Try it
Line by line, output the material without altering anything.

======== Data shown

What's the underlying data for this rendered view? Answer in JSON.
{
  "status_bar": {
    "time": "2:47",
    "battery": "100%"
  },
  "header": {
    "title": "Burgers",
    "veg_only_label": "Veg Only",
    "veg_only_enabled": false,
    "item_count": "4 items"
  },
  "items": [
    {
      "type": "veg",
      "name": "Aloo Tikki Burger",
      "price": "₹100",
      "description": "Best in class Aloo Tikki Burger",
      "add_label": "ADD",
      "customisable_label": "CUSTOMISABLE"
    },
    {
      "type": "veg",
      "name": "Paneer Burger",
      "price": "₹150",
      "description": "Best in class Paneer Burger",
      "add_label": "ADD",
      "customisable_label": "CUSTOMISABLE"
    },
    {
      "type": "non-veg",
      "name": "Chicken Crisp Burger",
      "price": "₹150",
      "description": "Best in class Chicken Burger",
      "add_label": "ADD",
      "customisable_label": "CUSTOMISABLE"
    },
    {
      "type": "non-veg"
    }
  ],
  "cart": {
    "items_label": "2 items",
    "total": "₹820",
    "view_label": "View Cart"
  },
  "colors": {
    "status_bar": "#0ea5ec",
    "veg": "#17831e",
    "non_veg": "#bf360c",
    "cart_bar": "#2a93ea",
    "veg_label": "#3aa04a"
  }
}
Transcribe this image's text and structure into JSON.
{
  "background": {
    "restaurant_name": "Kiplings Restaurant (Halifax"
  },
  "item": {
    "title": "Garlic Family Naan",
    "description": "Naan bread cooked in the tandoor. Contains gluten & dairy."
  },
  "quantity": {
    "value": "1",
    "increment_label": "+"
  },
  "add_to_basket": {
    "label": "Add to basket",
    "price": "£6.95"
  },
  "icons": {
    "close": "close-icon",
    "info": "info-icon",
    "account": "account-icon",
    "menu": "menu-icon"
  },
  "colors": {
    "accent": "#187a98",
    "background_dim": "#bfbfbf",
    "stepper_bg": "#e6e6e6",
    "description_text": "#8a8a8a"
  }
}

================

Response area
What's the underlying data for this rendered view? Answer in JSON.
{
  "status_bar": {
    "time": "2:47",
    "battery": "100%"
  },
  "header": {
    "title": "Burgers",
    "veg_only_label": "Veg Only",
    "veg_only_enabled": false,
    "item_count": "4 items"
  },
  "items": [
    {
      "type": "veg",
      "name": "Aloo Tikki Burger",
      "price": "₹100",
      "description": "Best in class Aloo Tikki Burger",
      "add_label": "ADD",
      "customisable_label": "CUSTOMISABLE"
    },
    {
      "type": "veg",
      "name": "Paneer Burger",
      "price": "₹150",
      "description": "Best in class Paneer Burger",
      "add_label": "ADD",
      "customisable_label": "CUSTOMISABLE"
    },
    {
      "type": "non-veg",
      "name": "Chicken Crisp Burger",
      "price": "₹150",
      "description": "Best in class Chicken Burger",
      "add_label": "ADD",
      "customisable_label": "CUSTOMISABLE"
    },
    {
      "type": "non-veg"
    }
  ],
  "cart": {
    "items_label": "2 items",
    "total": "₹820",
    "view_label": "View Cart"
  },
  "colors": {
    "status_bar": "#0ea5ec",
    "veg": "#17831e",
    "non_veg": "#bf360c",
    "cart_bar": "#2a93ea",
    "veg_label": "#3aa04a"
  }
}
Transcribe this image's text and structure into JSON.
{
  "background": {
    "restaurant_name": "Kiplings Restaurant (Halifax"
  },
  "item": {
    "title": "Garlic Family Naan",
    "description": "Naan bread cooked in the tandoor. Contains gluten & dairy."
  },
  "quantity": {
    "value": "1",
    "increment_label": "+"
  },
  "add_to_basket": {
    "label": "Add to basket",
    "price": "£6.95"
  },
  "icons": {
    "close": "close-icon",
    "info": "info-icon",
    "account": "account-icon",
    "menu": "menu-icon"
  },
  "colors": {
    "accent": "#187a98",
    "background_dim": "#bfbfbf",
    "stepper_bg": "#e6e6e6",
    "description_text": "#8a8a8a"
  }
}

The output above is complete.